Author : Ruth Breeze
At times of crisis, access to information takes on special importance, and in the Internet age of constant connectedness, this is truer than ever. Over the course of the pandemic, the huge public demand for constantly updated health information has been met with a massive response from official and scientific sources, as well as from the mainstream media. However, it has also generated a vast stream of user-generated digital postings.
Such phenomena are often regarded as unhelpful or even dangerous since they unwittingly spread misinformation or make it easier for potentially harmful disinformation to circulate. However, little is known about the dynamics of such forums or how scientific issues are represented there.
To address this knowledge gap, this chapter uses a corpus-assisted discourse approach to examine how “expert” knowledge and other sources of authority are represented and contested in a corpus of 10,880 reader comments responding to Mail Online articles on the development of the COVID-19 vaccine in February–July 2020.

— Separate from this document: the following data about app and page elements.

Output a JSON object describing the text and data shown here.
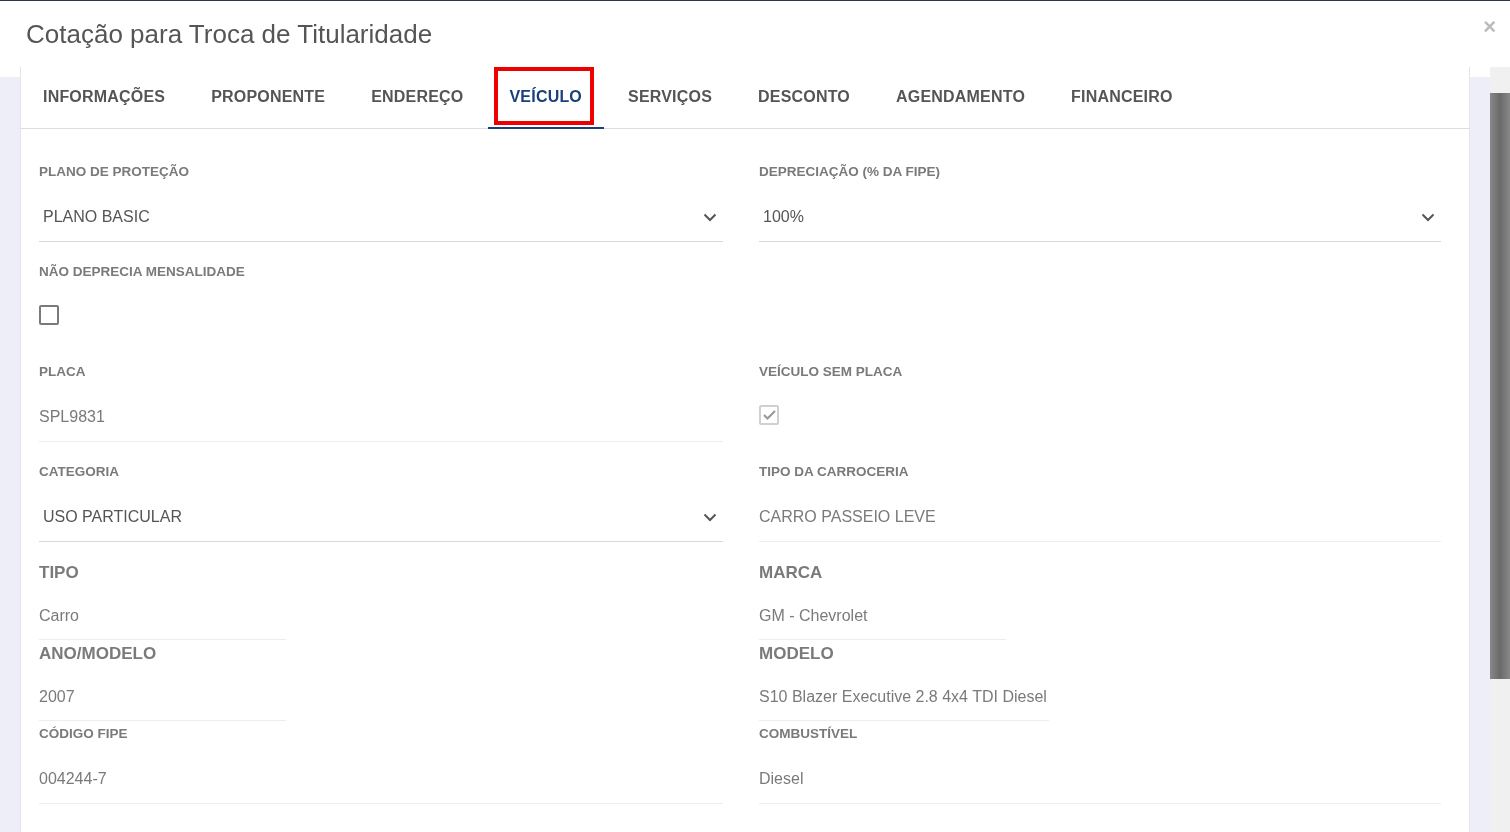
{
  "window": {
    "title": "Cotação para Troca de Titularidade",
    "close": "×"
  },
  "tabs": [
    {
      "label": "INFORMAÇÕES",
      "selected": false,
      "highlighted": false
    },
    {
      "label": "PROPONENTE",
      "selected": false,
      "highlighted": false
    },
    {
      "label": "ENDEREÇO",
      "selected": false,
      "highlighted": false
    },
    {
      "label": "VEÍCULO",
      "selected": true,
      "highlighted": true
    },
    {
      "label": "SERVIÇOS",
      "selected": false,
      "highlighted": false
    },
    {
      "label": "DESCONTO",
      "selected": false,
      "highlighted": false
    },
    {
      "label": "AGENDAMENTO",
      "selected": false,
      "highlighted": false
    },
    {
      "label": "FINANCEIRO",
      "selected": false,
      "highlighted": false
    }
  ],
  "rows": [
    [
      {
        "kind": "select",
        "label": "PLANO DE PROTEÇÃO",
        "value": "PLANO BASIC"
      },
      {
        "kind": "select",
        "label": "DEPRECIAÇÃO (% DA FIPE)",
        "value": "100%"
      }
    ],
    [
      {
        "kind": "checkbox",
        "label": "NÃO DEPRECIA MENSALIDADE",
        "checked": false,
        "disabled": false
      }
    ],
    [
      {
        "kind": "text",
        "label": "PLACA",
        "value": "SPL9831"
      },
      {
        "kind": "checkbox",
        "label": "VEÍCULO SEM PLACA",
        "checked": true,
        "disabled": true
      }
    ],
    [
      {
        "kind": "select",
        "label": "CATEGORIA",
        "value": "USO PARTICULAR"
      },
      {
        "kind": "text",
        "label": "TIPO DA CARROCERIA",
        "value": "CARRO PASSEIO LEVE"
      }
    ],
    [
      {
        "kind": "info",
        "label": "TIPO",
        "value": "Carro"
      },
      {
        "kind": "info",
        "label": "MARCA",
        "value": "GM - Chevrolet"
      }
    ],
    [
      {
        "kind": "info",
        "label": "ANO/MODELO",
        "value": "2007"
      },
      {
        "kind": "info",
        "label": "MODELO",
        "value": "S10 Blazer Executive 2.8 4x4 TDI Diesel"
      }
    ],
    [
      {
        "kind": "text",
        "label": "CÓDIGO FIPE",
        "value": "004244-7"
      },
      {
        "kind": "text",
        "label": "COMBUSTÍVEL",
        "value": "Diesel"
      }
    ]
  ]
}
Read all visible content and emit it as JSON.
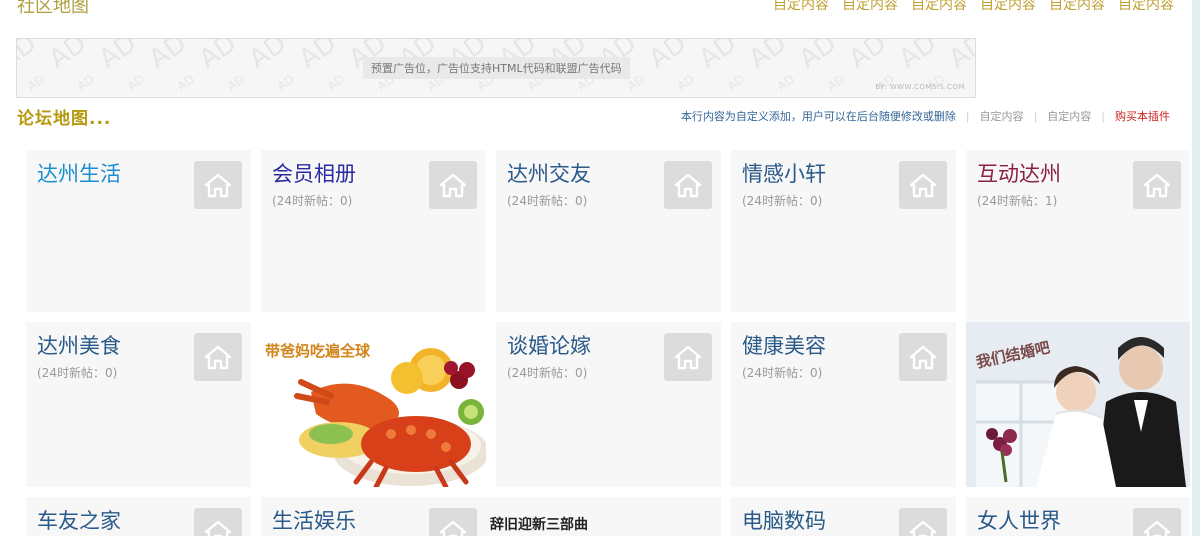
{
  "header": {
    "title": "社区地图",
    "links": [
      "自定内容",
      "自定内容",
      "自定内容",
      "自定内容",
      "自定内容",
      "自定内容"
    ]
  },
  "ad": {
    "text": "预置广告位，广告位支持HTML代码和联盟广告代码",
    "credit": "BY: WWW.COMSIS.COM",
    "watermark": "AD"
  },
  "section": {
    "title": "论坛地图...",
    "note": "本行内容为自定义添加，用户可以在后台随便修改或删除",
    "link1": "自定内容",
    "link2": "自定内容",
    "buy": "购买本插件"
  },
  "forums": [
    {
      "name": "达州生活",
      "count": "",
      "color": "#1a8fd0"
    },
    {
      "name": "会员相册",
      "count": "(24时新帖：0)",
      "color": "#2c2ca0"
    },
    {
      "name": "达州交友",
      "count": "(24时新帖：0)",
      "color": "#2a5a8a"
    },
    {
      "name": "情感小轩",
      "count": "(24时新帖：0)",
      "color": "#2a5a8a"
    },
    {
      "name": "互动达州",
      "count": "(24时新帖：1)",
      "color": "#8b2040"
    },
    {
      "name": "达州美食",
      "count": "(24时新帖：0)",
      "color": "#2a5a8a"
    },
    {
      "name": "谈婚论嫁",
      "count": "(24时新帖：0)",
      "color": "#2a5a8a"
    },
    {
      "name": "健康美容",
      "count": "(24时新帖：0)",
      "color": "#2a5a8a"
    },
    {
      "name": "车友之家",
      "count": "",
      "color": "#2a5a8a"
    },
    {
      "name": "生活娱乐",
      "count": "",
      "color": "#2a5a8a"
    },
    {
      "name": "电脑数码",
      "count": "",
      "color": "#2a5a8a"
    },
    {
      "name": "女人世界",
      "count": "",
      "color": "#2a5a8a"
    }
  ],
  "promos": {
    "food": "带爸妈吃遍全球",
    "wedding": "我们结婚吧",
    "song": "辞旧迎新三部曲"
  }
}
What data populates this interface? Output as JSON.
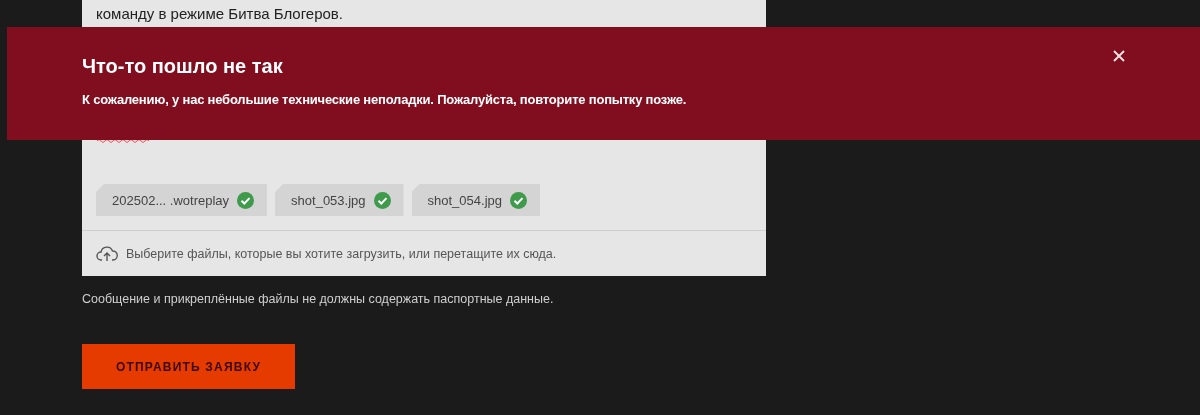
{
  "form": {
    "message_tail": "команду в режиме Битва Блогеров.",
    "files": [
      {
        "name": "202502... .wotreplay",
        "uploaded": true
      },
      {
        "name": "shot_053.jpg",
        "uploaded": true
      },
      {
        "name": "shot_054.jpg",
        "uploaded": true
      }
    ],
    "upload_hint": "Выберите файлы, которые вы хотите загрузить, или перетащите их сюда."
  },
  "notice": "Сообщение и прикреплённые файлы не должны содержать паспортные данные.",
  "submit_button": "ОТПРАВИТЬ ЗАЯВКУ",
  "error_banner": {
    "title": "Что-то пошло не так",
    "message": "К сожалению, у нас небольшие технические неполадки. Пожалуйста, повторите попытку позже."
  }
}
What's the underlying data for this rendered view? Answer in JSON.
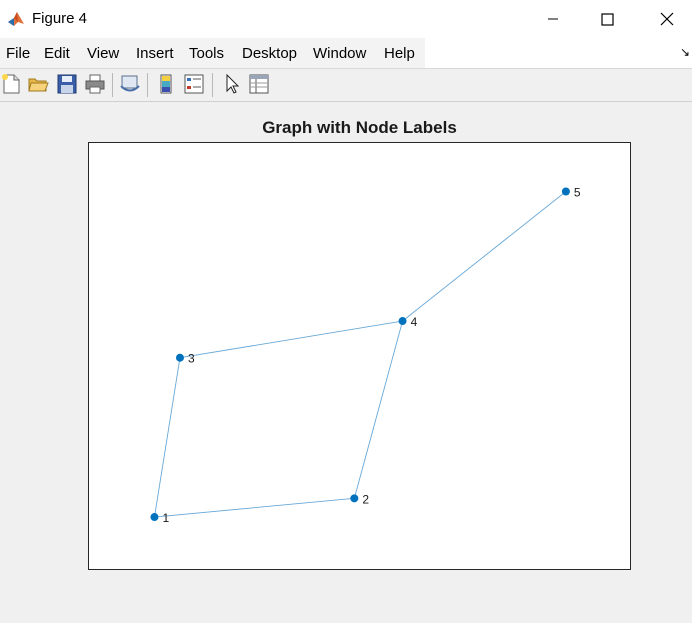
{
  "window": {
    "title": "Figure 4",
    "controls": [
      "minimize",
      "maximize",
      "close"
    ]
  },
  "menu": {
    "items": [
      "File",
      "Edit",
      "View",
      "Insert",
      "Tools",
      "Desktop",
      "Window",
      "Help"
    ]
  },
  "toolbar": {
    "buttons": [
      "new-figure-icon",
      "open-file-icon",
      "save-icon",
      "print-icon",
      "link-plot-icon",
      "colorbar-icon",
      "legend-icon",
      "pointer-icon",
      "property-inspector-icon"
    ]
  },
  "colors": {
    "node": "#0072bd",
    "edge": "#68a8d8",
    "axes_border": "#262626"
  },
  "chart_data": {
    "type": "graph",
    "title": "Graph with Node Labels",
    "grid": false,
    "nodes": [
      {
        "id": "1",
        "x": 0,
        "y": 0
      },
      {
        "id": "2",
        "x": 2.9,
        "y": 0.27
      },
      {
        "id": "3",
        "x": 0.37,
        "y": 2.3
      },
      {
        "id": "4",
        "x": 3.6,
        "y": 2.83
      },
      {
        "id": "5",
        "x": 5.97,
        "y": 4.7
      }
    ],
    "edges": [
      [
        "1",
        "2"
      ],
      [
        "1",
        "3"
      ],
      [
        "2",
        "4"
      ],
      [
        "3",
        "4"
      ],
      [
        "4",
        "5"
      ]
    ],
    "xlim": [
      -0.95,
      6.9
    ],
    "ylim": [
      -0.75,
      5.4
    ]
  }
}
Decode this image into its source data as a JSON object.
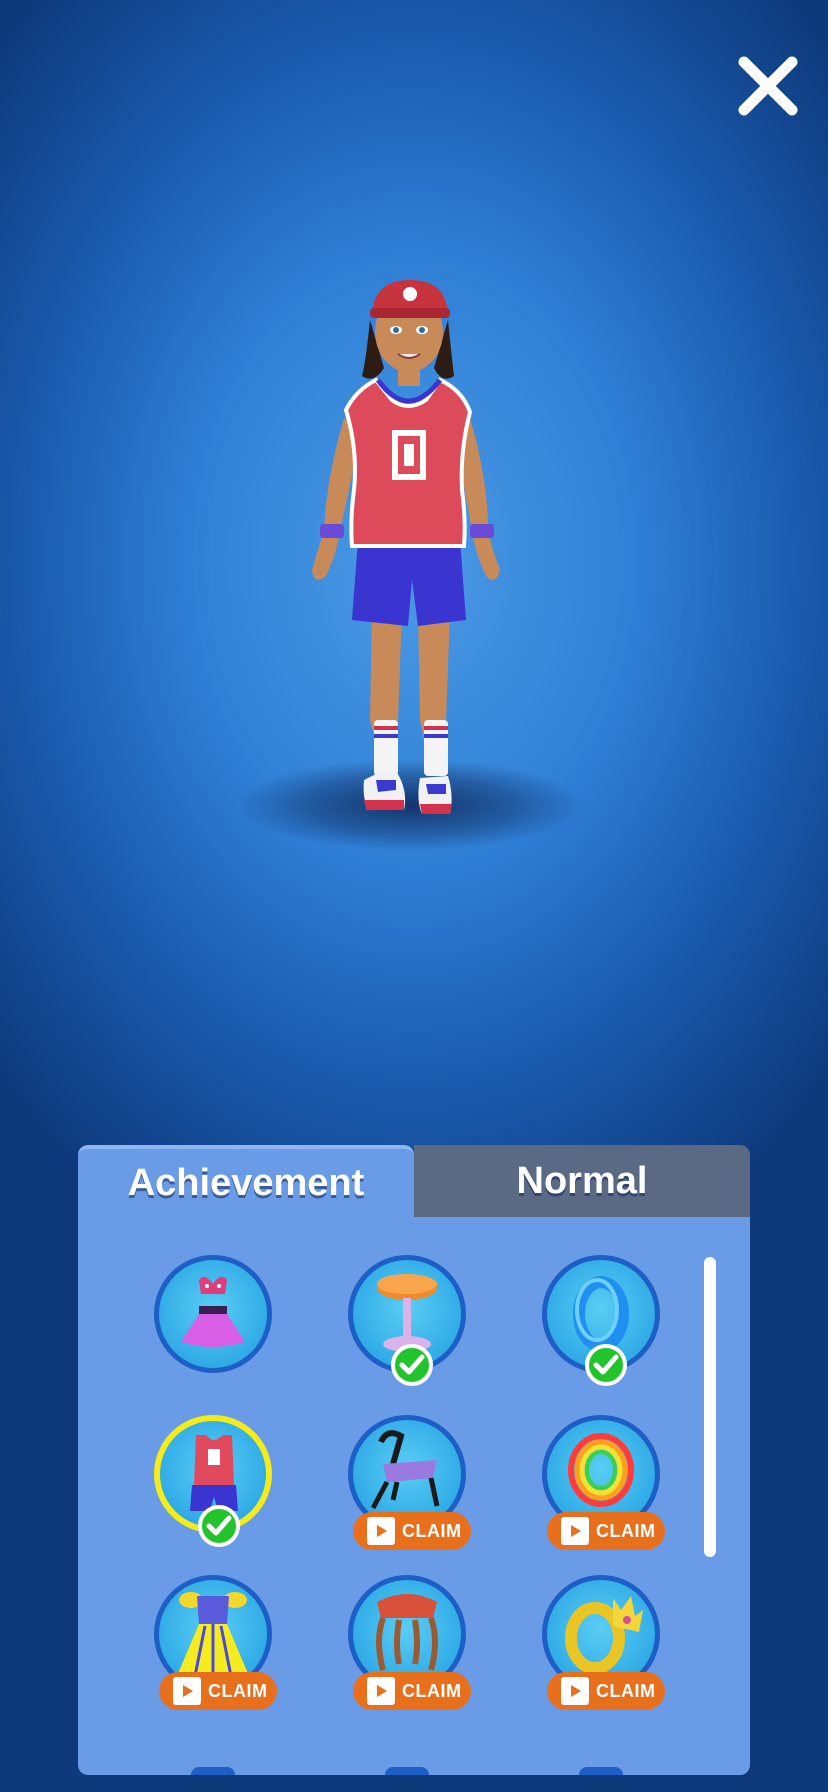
{
  "header": {
    "close_icon": "close-icon"
  },
  "tabs": [
    {
      "label": "Achievement",
      "active": true
    },
    {
      "label": "Normal",
      "active": false
    }
  ],
  "items": [
    {
      "name": "bikini-skirt-outfit",
      "owned": false,
      "claim": false
    },
    {
      "name": "orange-stool",
      "owned": true,
      "claim": false
    },
    {
      "name": "blue-ring",
      "owned": true,
      "claim": false
    },
    {
      "name": "basketball-outfit",
      "owned": true,
      "selected": true,
      "claim": false
    },
    {
      "name": "purple-chair",
      "owned": false,
      "claim": true,
      "claim_label": "CLAIM"
    },
    {
      "name": "rainbow-ring",
      "owned": false,
      "claim": true,
      "claim_label": "CLAIM"
    },
    {
      "name": "yellow-princess-dress",
      "owned": false,
      "claim": true,
      "claim_label": "CLAIM"
    },
    {
      "name": "red-stool",
      "owned": false,
      "claim": true,
      "claim_label": "CLAIM"
    },
    {
      "name": "crown-ring",
      "owned": false,
      "claim": true,
      "claim_label": "CLAIM"
    }
  ],
  "colors": {
    "panel": "#6a9be6",
    "tab_inactive": "#5a6984",
    "slot_border": "#1d5ec7",
    "selected_border": "#f3ec1a",
    "check": "#22c42c",
    "claim": "#e8701d"
  }
}
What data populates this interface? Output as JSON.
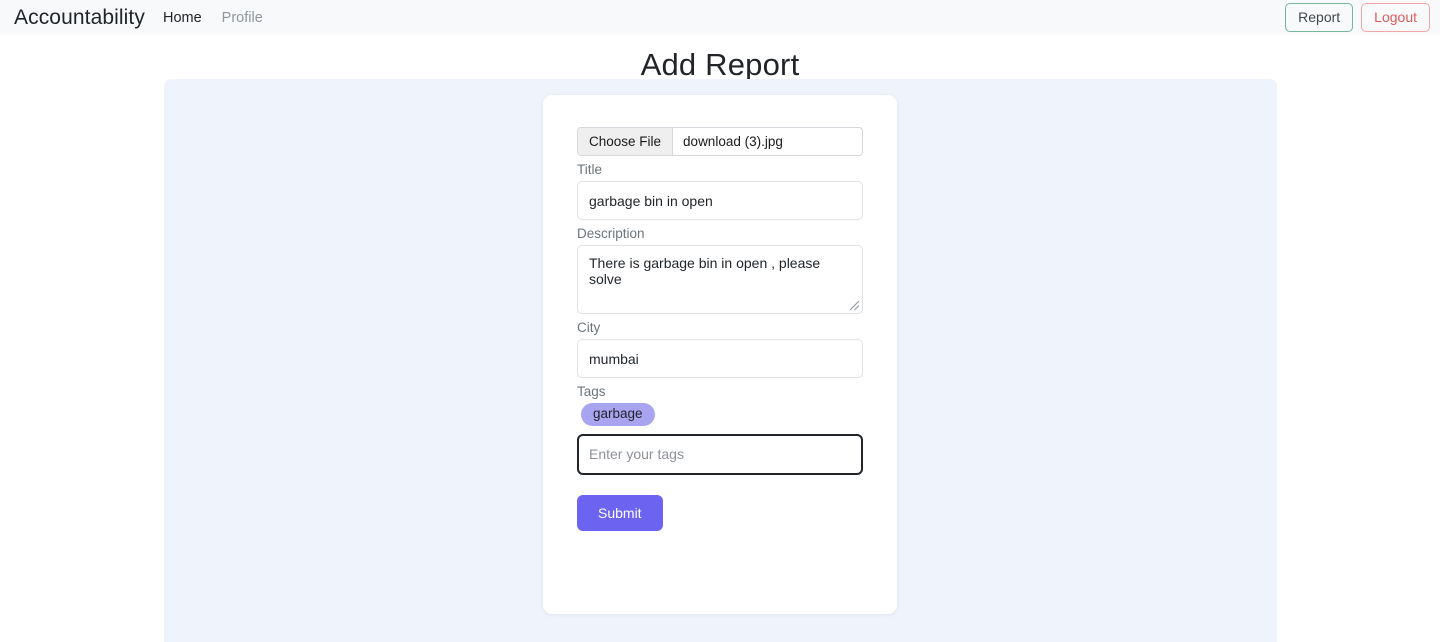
{
  "navbar": {
    "brand": "Accountability",
    "links": [
      {
        "label": "Home",
        "muted": false
      },
      {
        "label": "Profile",
        "muted": true
      }
    ],
    "actions": {
      "report_label": "Report",
      "logout_label": "Logout",
      "report_border_color": "#74b79a",
      "logout_border_color": "#f2a6a6",
      "logout_text_color": "#e05a5a"
    },
    "background": "#f8f9fa"
  },
  "page": {
    "title": "Add Report",
    "panel_background": "#eff3fc",
    "card_background": "#ffffff"
  },
  "form": {
    "file": {
      "button_label": "Choose File",
      "file_name": "download (3).jpg"
    },
    "title": {
      "label": "Title",
      "value": "garbage bin in open",
      "placeholder": ""
    },
    "description": {
      "label": "Description",
      "value": "There is garbage bin in open , please solve",
      "placeholder": ""
    },
    "city": {
      "label": "City",
      "value": "mumbai",
      "placeholder": ""
    },
    "tags": {
      "label": "Tags",
      "chips": [
        "garbage"
      ],
      "chip_color": "#a9a4f0",
      "input_value": "",
      "placeholder": "Enter your tags",
      "focused_border_color": "#212529"
    },
    "submit": {
      "label": "Submit",
      "color": "#6c63f0"
    }
  },
  "icons": {
    "resize_grip": "resize-grip-icon"
  }
}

The results show how “expert” knowledge is increasingly problematized and politicized, while other strategies are used to claim authority. The implications of these findings are discussed in the context of sociological theories, and some tentative solutions are proposed.